Today’s popular agile methodologies favour evolutionary design over upfront (planned) design. Whilst this can be advantageous when building many kinds of software it isn’t suited to building any type of public API. Public web APIs need to present a consistent and stable interface to a service to simplify a customer’s task of building the API client and to minimise the ongoing costs involved in maintaining the integration. This isn’t compatible with evolutionary design. Undertake the design of as much of your resource model as possible before releasing any of the APIs. This will improve the consistency of your APIs and go some way to increasing their longevity, minimising the need to bump your API / resource version or deprecate APIs.
3. Implementing the Resource Model
From a logical perspective, the objects / entities in your application domain model need to be converted to / from the resources exchanged over your public APIs.
Based on practical experience of building public APIs (mostly on the Java platform), I advocate creating a separate set of objects (POJOs) to represent REST resources. This isn’t’ essential as you can convert your domain objects to resource representations on-the-fly as part of serialisation. It does also create an extra layer of objects to maintain. However this layer is simple and thin, and there are some benefits to be had from its existence –
1) It clearly distinguishes and serves to remind API developers of the existence of a separate resource model and its composition. It makes it easier to visualise each of your resources, including their relationships, in your IDE.
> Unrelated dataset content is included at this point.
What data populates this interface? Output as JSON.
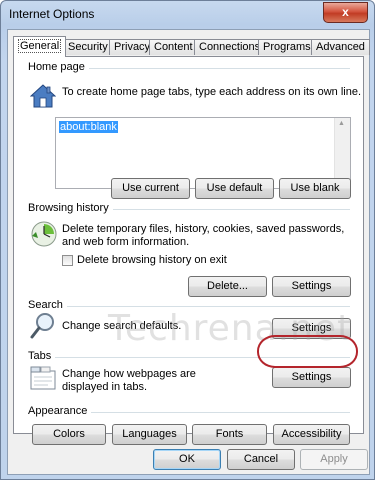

2) When using a data-binding API (such as JAXB) to serialise / deserialise your objects to / from their representations, if you use an annotation-driven approach to declaring the mapping rules, it avoids cluttering your domain objects with these presentation-layer concerns.
Having decided to create a separate separate object model for the REST resources, you need a set of classes for mapping the resource objects to / from your domain object(s). The role of this type of class is similar to an Assembler in the Data Transfer Object (DTO) pattern which transfers data between the DTO and one or more domain objects.
I’ve experimented with using object-data mapping frameworks (such as Dozer) to remove the need to code the mapping logic for each resource object. Such frameworks provide a powerful, generic implementation of a single mapper class which, using conventions, support for data-type conversion, and declarative mapping rules, are able to map two objects of any type. However, in the end we chose not to use them, and to code each of the mapper classes ourselves for a few reasons. The resource classes also contain links representing resource relationships which need to be built. Also, some custom mapping instructions in the form of XML config was needed to handle cases where fields were being flattened in one of the two object models. Given these two points, it was just easier to code the mappings.
The diagram below shows an example of the aforementioned classes in the implementation of our resource model, and the separate domain model.
Establish and maintain the concept of a resource model in your public API service, separate from your internal domain model, and have the API mediate between the two models.
Design your public resource model upfront, in a top-down approach, rather than reverse engineering it from your internal domain model.
Create a set of objects (e.g. POJOs) in the presentation layer of your API service to represent your public REST resources, and use a set of mapper / assembler class to map data to / from resource and domain objects.